:: How to complete this task ::
The answer must be every line of the records in which the string "from" appears.

_ _ _ _ _ _ _

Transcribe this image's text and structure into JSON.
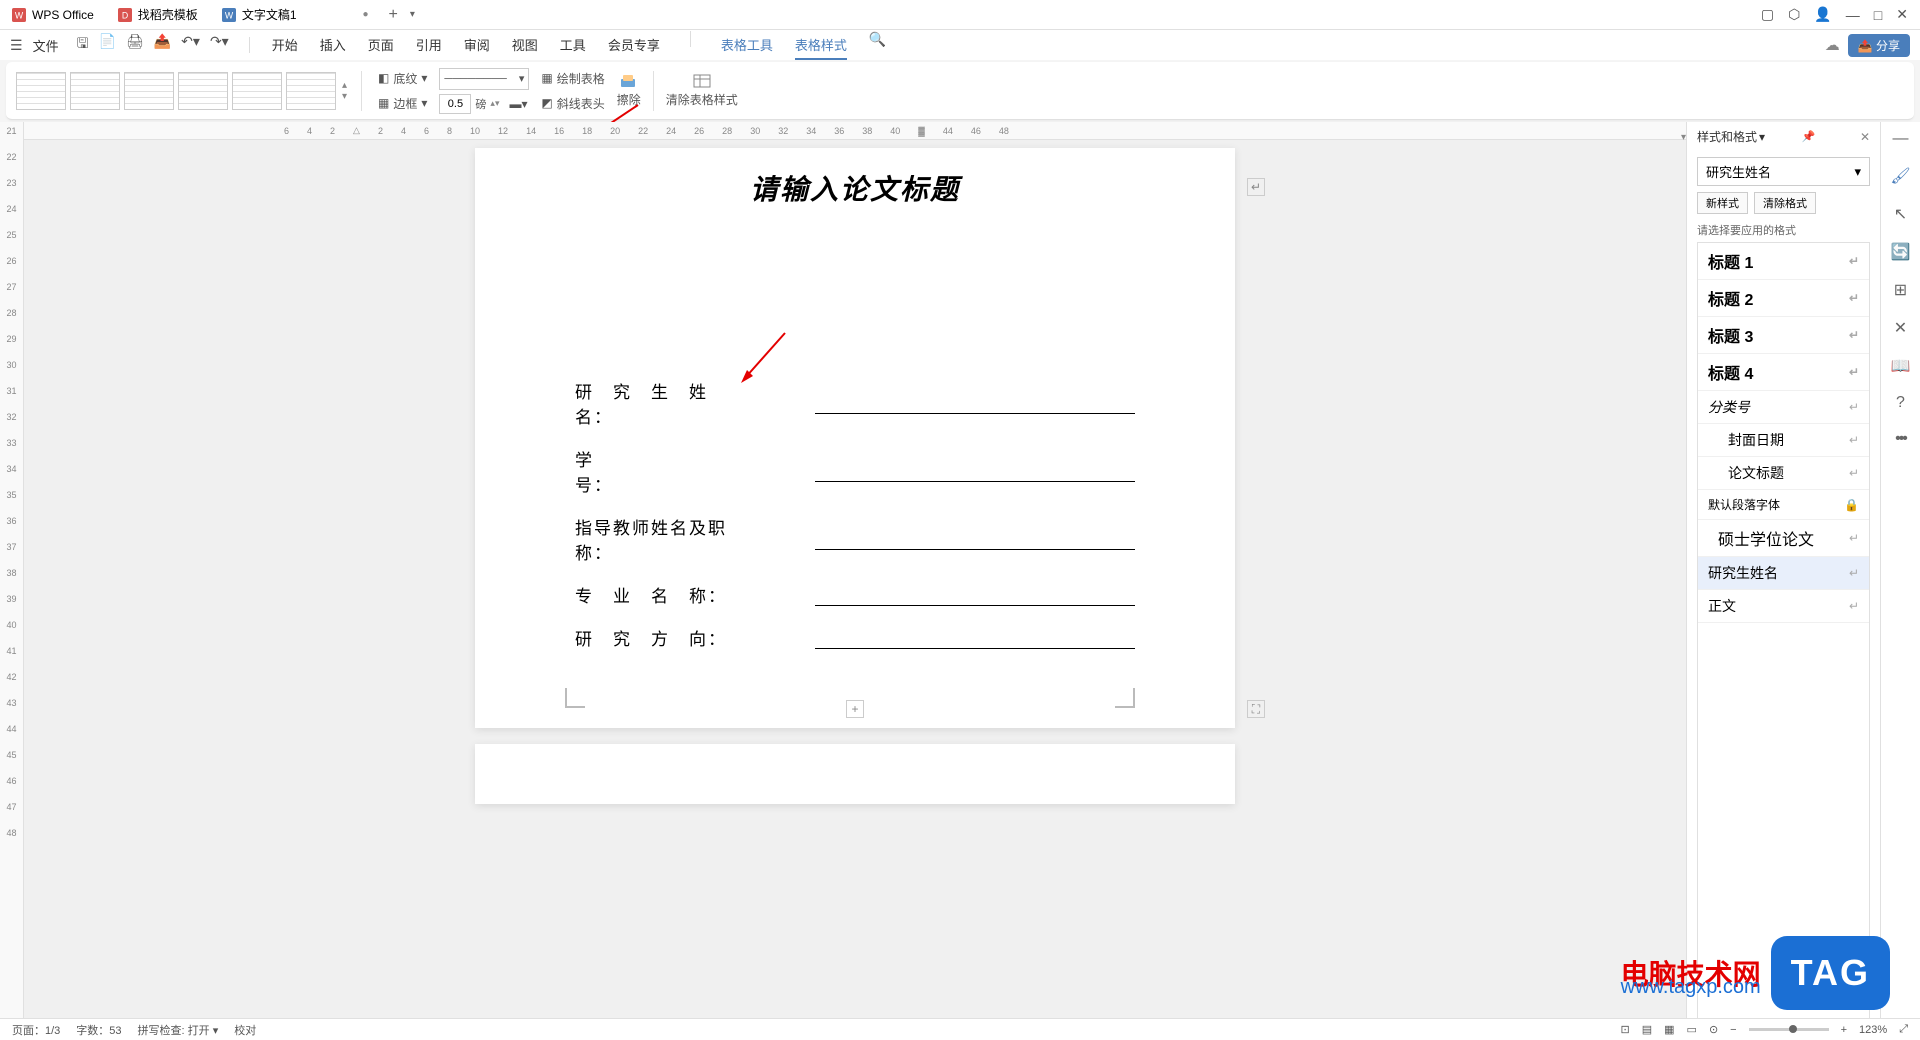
{
  "titleBar": {
    "tabs": [
      {
        "icon": "wps",
        "label": "WPS Office",
        "color": "#d9534f"
      },
      {
        "icon": "template",
        "label": "找稻壳模板",
        "color": "#d9534f"
      },
      {
        "icon": "doc",
        "label": "文字文稿1",
        "color": "#4a7ebb",
        "modified": "●"
      }
    ]
  },
  "menuBar": {
    "fileMenu": "文件",
    "tabs": [
      "开始",
      "插入",
      "页面",
      "引用",
      "审阅",
      "视图",
      "工具",
      "会员专享"
    ],
    "blueTabs": [
      "表格工具",
      "表格样式"
    ],
    "shareBtn": "分享"
  },
  "ribbon": {
    "shading": "底纹",
    "border": "边框",
    "lineWidth": "0.5",
    "lineUnit": "磅",
    "drawTable": "绘制表格",
    "diagLine": "斜线表头",
    "erase": "擦除",
    "clearStyle": "清除表格样式"
  },
  "rulerH": [
    "6",
    "4",
    "2",
    "",
    "2",
    "4",
    "6",
    "8",
    "10",
    "12",
    "14",
    "16",
    "18",
    "20",
    "22",
    "24",
    "26",
    "28",
    "30",
    "32",
    "34",
    "36",
    "38",
    "40",
    "",
    "44",
    "46",
    "48"
  ],
  "rulerV": [
    "2",
    "",
    "21",
    "22",
    "23",
    "24",
    "25",
    "26",
    "27",
    "28",
    "29",
    "30",
    "31",
    "32",
    "33",
    "34",
    "35",
    "36",
    "37",
    "38",
    "39",
    "40",
    "41",
    "42",
    "43",
    "44",
    "45",
    "46",
    "47",
    "48"
  ],
  "document": {
    "title": "请输入论文标题",
    "fields": [
      {
        "label": "研　究　生　姓　名："
      },
      {
        "label": "学　　　　　　　号："
      },
      {
        "label": "指导教师姓名及职称："
      },
      {
        "label": "专　业　名　称："
      },
      {
        "label": "研　究　方　向："
      }
    ]
  },
  "stylePanel": {
    "title": "样式和格式",
    "current": "研究生姓名",
    "newStyle": "新样式",
    "clearFormat": "清除格式",
    "hint": "请选择要应用的格式",
    "styles": [
      {
        "name": "标题 1",
        "bold": true
      },
      {
        "name": "标题 2",
        "bold": true
      },
      {
        "name": "标题 3",
        "bold": true
      },
      {
        "name": "标题 4",
        "bold": true
      },
      {
        "name": "分类号",
        "bold": false
      },
      {
        "name": "封面日期",
        "bold": false,
        "indent": true
      },
      {
        "name": "论文标题",
        "bold": false,
        "indent": true
      },
      {
        "name": "默认段落字体",
        "bold": false,
        "lock": true
      },
      {
        "name": "硕士学位论文",
        "bold": false,
        "indent": true
      },
      {
        "name": "研究生姓名",
        "bold": false,
        "selected": true
      },
      {
        "name": "正文",
        "bold": false
      }
    ]
  },
  "statusBar": {
    "page": "页面：1/3",
    "words": "字数：53",
    "spell": "拼写检查: 打开",
    "proof": "校对",
    "zoom": "123%"
  },
  "watermark": {
    "text": "电脑技术网",
    "url": "www.tagxp.com",
    "tag": "TAG"
  }
}
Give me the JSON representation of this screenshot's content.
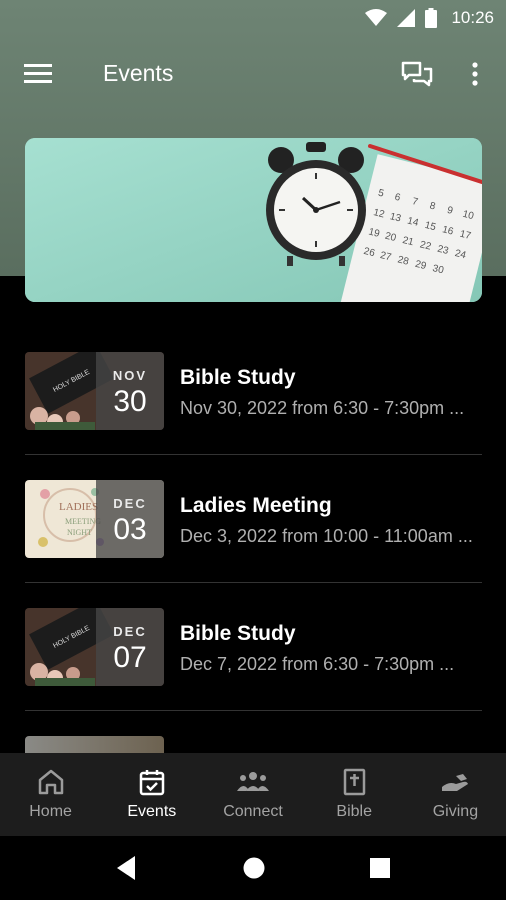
{
  "status_bar": {
    "time": "10:26",
    "icons": [
      "wifi-icon",
      "signal-icon",
      "battery-icon"
    ]
  },
  "app_bar": {
    "title": "Events",
    "icons": [
      "menu-icon",
      "chat-icon",
      "more-vert-icon"
    ]
  },
  "hero": {
    "image": "alarm-clock-calendar-photo",
    "accent": "#9ed8c9"
  },
  "events": [
    {
      "month": "NOV",
      "day": "30",
      "title": "Bible Study",
      "subtitle": "Nov 30, 2022 from 6:30 - 7:30pm ...",
      "thumb": "bible-thumb"
    },
    {
      "month": "DEC",
      "day": "03",
      "title": "Ladies Meeting",
      "subtitle": "Dec 3, 2022 from 10:00 - 11:00am ...",
      "thumb": "ladies-thumb"
    },
    {
      "month": "DEC",
      "day": "07",
      "title": "Bible Study",
      "subtitle": "Dec 7, 2022 from 6:30 - 7:30pm ...",
      "thumb": "bible-thumb"
    }
  ],
  "bottom_nav": [
    {
      "label": "Home",
      "icon": "home-icon",
      "active": false
    },
    {
      "label": "Events",
      "icon": "calendar-icon",
      "active": true
    },
    {
      "label": "Connect",
      "icon": "group-icon",
      "active": false
    },
    {
      "label": "Bible",
      "icon": "bible-icon",
      "active": false
    },
    {
      "label": "Giving",
      "icon": "giving-icon",
      "active": false
    }
  ],
  "system_nav": [
    "back-icon",
    "home-circle-icon",
    "recents-icon"
  ],
  "colors": {
    "header": "#627868",
    "background": "#000000",
    "nav_bg": "#1d1d1d",
    "subtitle": "#b0b0b0"
  }
}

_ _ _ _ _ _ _

:: Reply ::
      "subtitle": "Nov 30, 2022 from 6:30 - 7:30pm ...",
      "subtitle": "Dec 3, 2022 from 10:00 - 11:00am ...",
      "subtitle": "Dec 7, 2022 from 6:30 - 7:30pm ...",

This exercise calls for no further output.